* _ACTIVITY_: Leave the pictures out and restate each entry below word for word.

* _PROVIDED DATA_:
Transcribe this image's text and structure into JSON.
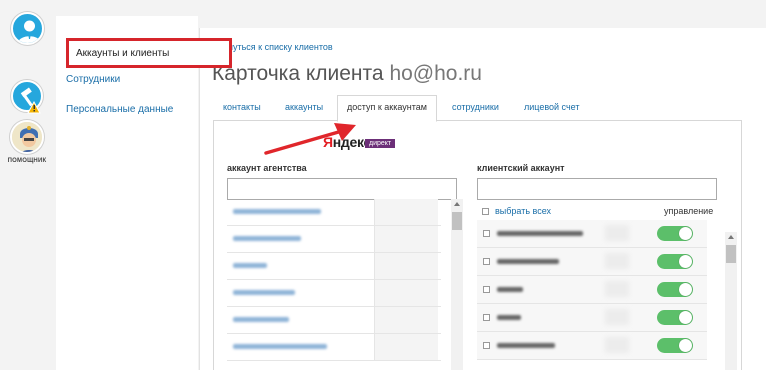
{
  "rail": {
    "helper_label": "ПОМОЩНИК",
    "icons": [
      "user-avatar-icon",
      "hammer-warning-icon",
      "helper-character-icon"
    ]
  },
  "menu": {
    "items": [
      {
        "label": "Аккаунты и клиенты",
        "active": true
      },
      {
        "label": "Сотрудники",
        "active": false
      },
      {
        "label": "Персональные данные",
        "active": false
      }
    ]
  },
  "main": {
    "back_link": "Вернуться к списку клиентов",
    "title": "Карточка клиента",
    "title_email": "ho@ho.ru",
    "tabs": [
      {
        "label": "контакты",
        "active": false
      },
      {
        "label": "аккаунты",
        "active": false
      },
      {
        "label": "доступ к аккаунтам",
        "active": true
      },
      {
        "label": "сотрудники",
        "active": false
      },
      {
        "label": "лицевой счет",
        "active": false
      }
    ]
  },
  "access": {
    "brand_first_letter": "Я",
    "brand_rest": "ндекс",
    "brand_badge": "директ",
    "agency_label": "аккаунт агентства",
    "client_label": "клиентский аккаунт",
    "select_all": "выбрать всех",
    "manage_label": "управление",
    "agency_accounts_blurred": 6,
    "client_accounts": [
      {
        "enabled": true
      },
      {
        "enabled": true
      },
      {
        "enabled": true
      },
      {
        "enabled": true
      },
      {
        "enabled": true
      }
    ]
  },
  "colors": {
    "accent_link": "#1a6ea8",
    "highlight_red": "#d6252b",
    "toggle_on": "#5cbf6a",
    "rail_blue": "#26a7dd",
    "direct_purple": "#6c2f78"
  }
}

* _EXERCISE ANSWER_:
Transcribe this image's text and structure into JSON.
{
  "rail": {
    "helper_label": "ПОМОЩНИК",
    "icons": [
      "user-avatar-icon",
      "hammer-warning-icon",
      "helper-character-icon"
    ]
  },
  "menu": {
    "items": [
      {
        "label": "Аккаунты и клиенты",
        "active": true
      },
      {
        "label": "Сотрудники",
        "active": false
      },
      {
        "label": "Персональные данные",
        "active": false
      }
    ]
  },
  "main": {
    "back_link": "Вернуться к списку клиентов",
    "title": "Карточка клиента",
    "title_email": "ho@ho.ru",
    "tabs": [
      {
        "label": "контакты",
        "active": false
      },
      {
        "label": "аккаунты",
        "active": false
      },
      {
        "label": "доступ к аккаунтам",
        "active": true
      },
      {
        "label": "сотрудники",
        "active": false
      },
      {
        "label": "лицевой счет",
        "active": false
      }
    ]
  },
  "access": {
    "brand_first_letter": "Я",
    "brand_rest": "ндекс",
    "brand_badge": "директ",
    "agency_label": "аккаунт агентства",
    "client_label": "клиентский аккаунт",
    "select_all": "выбрать всех",
    "manage_label": "управление",
    "agency_accounts_blurred": 6,
    "client_accounts": [
      {
        "enabled": true
      },
      {
        "enabled": true
      },
      {
        "enabled": true
      },
      {
        "enabled": true
      },
      {
        "enabled": true
      }
    ]
  },
  "colors": {
    "accent_link": "#1a6ea8",
    "highlight_red": "#d6252b",
    "toggle_on": "#5cbf6a",
    "rail_blue": "#26a7dd",
    "direct_purple": "#6c2f78"
  }
}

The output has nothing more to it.